*** DATA IN THIS EXERCISE ***
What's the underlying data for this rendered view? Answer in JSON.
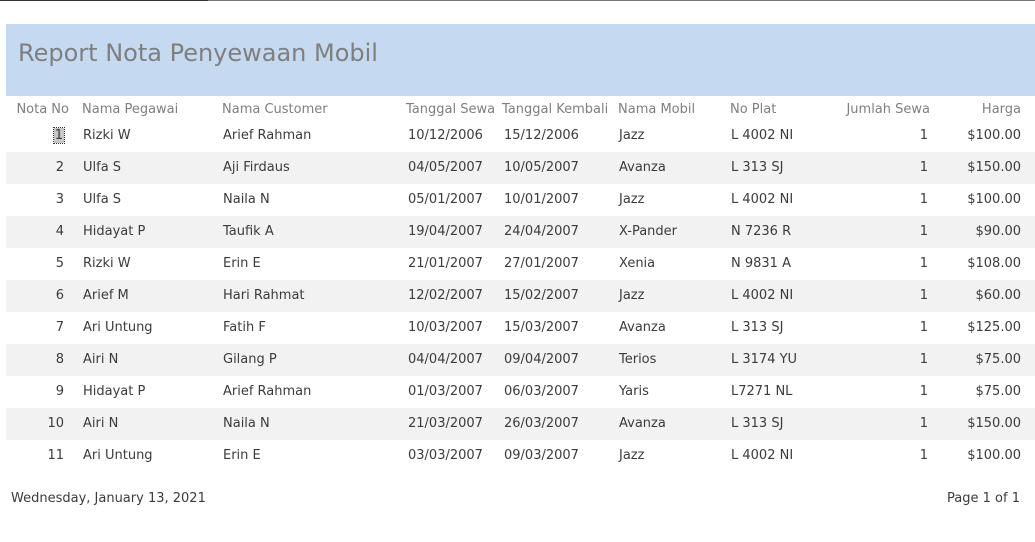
{
  "report": {
    "title": "Report Nota Penyewaan Mobil"
  },
  "columns": {
    "nota_no": "Nota No",
    "nama_pegawai": "Nama Pegawai",
    "nama_customer": "Nama Customer",
    "tanggal_sewa": "Tanggal Sewa",
    "tanggal_kembali": "Tanggal Kembali",
    "nama_mobil": "Nama Mobil",
    "no_plat": "No Plat",
    "jumlah_sewa": "Jumlah Sewa",
    "harga": "Harga"
  },
  "rows": [
    {
      "nota_no": "1",
      "nama_pegawai": "Rizki W",
      "nama_customer": "Arief Rahman",
      "tanggal_sewa": "10/12/2006",
      "tanggal_kembali": "15/12/2006",
      "nama_mobil": "Jazz",
      "no_plat": "L 4002 NI",
      "jumlah_sewa": "1",
      "harga": "$100.00"
    },
    {
      "nota_no": "2",
      "nama_pegawai": "Ulfa S",
      "nama_customer": "Aji Firdaus",
      "tanggal_sewa": "04/05/2007",
      "tanggal_kembali": "10/05/2007",
      "nama_mobil": "Avanza",
      "no_plat": "L 313 SJ",
      "jumlah_sewa": "1",
      "harga": "$150.00"
    },
    {
      "nota_no": "3",
      "nama_pegawai": "Ulfa S",
      "nama_customer": "Naila N",
      "tanggal_sewa": "05/01/2007",
      "tanggal_kembali": "10/01/2007",
      "nama_mobil": "Jazz",
      "no_plat": "L 4002 NI",
      "jumlah_sewa": "1",
      "harga": "$100.00"
    },
    {
      "nota_no": "4",
      "nama_pegawai": "Hidayat P",
      "nama_customer": "Taufik A",
      "tanggal_sewa": "19/04/2007",
      "tanggal_kembali": "24/04/2007",
      "nama_mobil": "X-Pander",
      "no_plat": "N 7236 R",
      "jumlah_sewa": "1",
      "harga": "$90.00"
    },
    {
      "nota_no": "5",
      "nama_pegawai": "Rizki W",
      "nama_customer": "Erin E",
      "tanggal_sewa": "21/01/2007",
      "tanggal_kembali": "27/01/2007",
      "nama_mobil": "Xenia",
      "no_plat": "N 9831 A",
      "jumlah_sewa": "1",
      "harga": "$108.00"
    },
    {
      "nota_no": "6",
      "nama_pegawai": "Arief M",
      "nama_customer": "Hari Rahmat",
      "tanggal_sewa": "12/02/2007",
      "tanggal_kembali": "15/02/2007",
      "nama_mobil": "Jazz",
      "no_plat": "L 4002 NI",
      "jumlah_sewa": "1",
      "harga": "$60.00"
    },
    {
      "nota_no": "7",
      "nama_pegawai": "Ari Untung",
      "nama_customer": "Fatih F",
      "tanggal_sewa": "10/03/2007",
      "tanggal_kembali": "15/03/2007",
      "nama_mobil": "Avanza",
      "no_plat": "L 313 SJ",
      "jumlah_sewa": "1",
      "harga": "$125.00"
    },
    {
      "nota_no": "8",
      "nama_pegawai": "Airi N",
      "nama_customer": "Gilang P",
      "tanggal_sewa": "04/04/2007",
      "tanggal_kembali": "09/04/2007",
      "nama_mobil": "Terios",
      "no_plat": "L 3174 YU",
      "jumlah_sewa": "1",
      "harga": "$75.00"
    },
    {
      "nota_no": "9",
      "nama_pegawai": "Hidayat P",
      "nama_customer": "Arief Rahman",
      "tanggal_sewa": "01/03/2007",
      "tanggal_kembali": "06/03/2007",
      "nama_mobil": "Yaris",
      "no_plat": "L7271 NL",
      "jumlah_sewa": "1",
      "harga": "$75.00"
    },
    {
      "nota_no": "10",
      "nama_pegawai": "Airi N",
      "nama_customer": "Naila N",
      "tanggal_sewa": "21/03/2007",
      "tanggal_kembali": "26/03/2007",
      "nama_mobil": "Avanza",
      "no_plat": "L 313 SJ",
      "jumlah_sewa": "1",
      "harga": "$150.00"
    },
    {
      "nota_no": "11",
      "nama_pegawai": "Ari Untung",
      "nama_customer": "Erin E",
      "tanggal_sewa": "03/03/2007",
      "tanggal_kembali": "09/03/2007",
      "nama_mobil": "Jazz",
      "no_plat": "L 4002 NI",
      "jumlah_sewa": "1",
      "harga": "$100.00"
    }
  ],
  "footer": {
    "date": "Wednesday, January 13, 2021",
    "page": "Page 1 of 1"
  },
  "colors": {
    "header_band": "#c5d9f1",
    "alt_row": "#f2f2f2",
    "muted_text": "#7f7f7f"
  }
}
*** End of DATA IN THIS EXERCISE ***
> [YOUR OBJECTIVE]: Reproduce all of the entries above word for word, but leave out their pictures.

> [OUTPUT FOR THIS EXERCISE]:
What's the underlying data for this rendered view? Answer in JSON.
{
  "report": {
    "title": "Report Nota Penyewaan Mobil"
  },
  "columns": {
    "nota_no": "Nota No",
    "nama_pegawai": "Nama Pegawai",
    "nama_customer": "Nama Customer",
    "tanggal_sewa": "Tanggal Sewa",
    "tanggal_kembali": "Tanggal Kembali",
    "nama_mobil": "Nama Mobil",
    "no_plat": "No Plat",
    "jumlah_sewa": "Jumlah Sewa",
    "harga": "Harga"
  },
  "rows": [
    {
      "nota_no": "1",
      "nama_pegawai": "Rizki W",
      "nama_customer": "Arief Rahman",
      "tanggal_sewa": "10/12/2006",
      "tanggal_kembali": "15/12/2006",
      "nama_mobil": "Jazz",
      "no_plat": "L 4002 NI",
      "jumlah_sewa": "1",
      "harga": "$100.00"
    },
    {
      "nota_no": "2",
      "nama_pegawai": "Ulfa S",
      "nama_customer": "Aji Firdaus",
      "tanggal_sewa": "04/05/2007",
      "tanggal_kembali": "10/05/2007",
      "nama_mobil": "Avanza",
      "no_plat": "L 313 SJ",
      "jumlah_sewa": "1",
      "harga": "$150.00"
    },
    {
      "nota_no": "3",
      "nama_pegawai": "Ulfa S",
      "nama_customer": "Naila N",
      "tanggal_sewa": "05/01/2007",
      "tanggal_kembali": "10/01/2007",
      "nama_mobil": "Jazz",
      "no_plat": "L 4002 NI",
      "jumlah_sewa": "1",
      "harga": "$100.00"
    },
    {
      "nota_no": "4",
      "nama_pegawai": "Hidayat P",
      "nama_customer": "Taufik A",
      "tanggal_sewa": "19/04/2007",
      "tanggal_kembali": "24/04/2007",
      "nama_mobil": "X-Pander",
      "no_plat": "N 7236 R",
      "jumlah_sewa": "1",
      "harga": "$90.00"
    },
    {
      "nota_no": "5",
      "nama_pegawai": "Rizki W",
      "nama_customer": "Erin E",
      "tanggal_sewa": "21/01/2007",
      "tanggal_kembali": "27/01/2007",
      "nama_mobil": "Xenia",
      "no_plat": "N 9831 A",
      "jumlah_sewa": "1",
      "harga": "$108.00"
    },
    {
      "nota_no": "6",
      "nama_pegawai": "Arief M",
      "nama_customer": "Hari Rahmat",
      "tanggal_sewa": "12/02/2007",
      "tanggal_kembali": "15/02/2007",
      "nama_mobil": "Jazz",
      "no_plat": "L 4002 NI",
      "jumlah_sewa": "1",
      "harga": "$60.00"
    },
    {
      "nota_no": "7",
      "nama_pegawai": "Ari Untung",
      "nama_customer": "Fatih F",
      "tanggal_sewa": "10/03/2007",
      "tanggal_kembali": "15/03/2007",
      "nama_mobil": "Avanza",
      "no_plat": "L 313 SJ",
      "jumlah_sewa": "1",
      "harga": "$125.00"
    },
    {
      "nota_no": "8",
      "nama_pegawai": "Airi N",
      "nama_customer": "Gilang P",
      "tanggal_sewa": "04/04/2007",
      "tanggal_kembali": "09/04/2007",
      "nama_mobil": "Terios",
      "no_plat": "L 3174 YU",
      "jumlah_sewa": "1",
      "harga": "$75.00"
    },
    {
      "nota_no": "9",
      "nama_pegawai": "Hidayat P",
      "nama_customer": "Arief Rahman",
      "tanggal_sewa": "01/03/2007",
      "tanggal_kembali": "06/03/2007",
      "nama_mobil": "Yaris",
      "no_plat": "L7271 NL",
      "jumlah_sewa": "1",
      "harga": "$75.00"
    },
    {
      "nota_no": "10",
      "nama_pegawai": "Airi N",
      "nama_customer": "Naila N",
      "tanggal_sewa": "21/03/2007",
      "tanggal_kembali": "26/03/2007",
      "nama_mobil": "Avanza",
      "no_plat": "L 313 SJ",
      "jumlah_sewa": "1",
      "harga": "$150.00"
    },
    {
      "nota_no": "11",
      "nama_pegawai": "Ari Untung",
      "nama_customer": "Erin E",
      "tanggal_sewa": "03/03/2007",
      "tanggal_kembali": "09/03/2007",
      "nama_mobil": "Jazz",
      "no_plat": "L 4002 NI",
      "jumlah_sewa": "1",
      "harga": "$100.00"
    }
  ],
  "footer": {
    "date": "Wednesday, January 13, 2021",
    "page": "Page 1 of 1"
  },
  "colors": {
    "header_band": "#c5d9f1",
    "alt_row": "#f2f2f2",
    "muted_text": "#7f7f7f"
  }
}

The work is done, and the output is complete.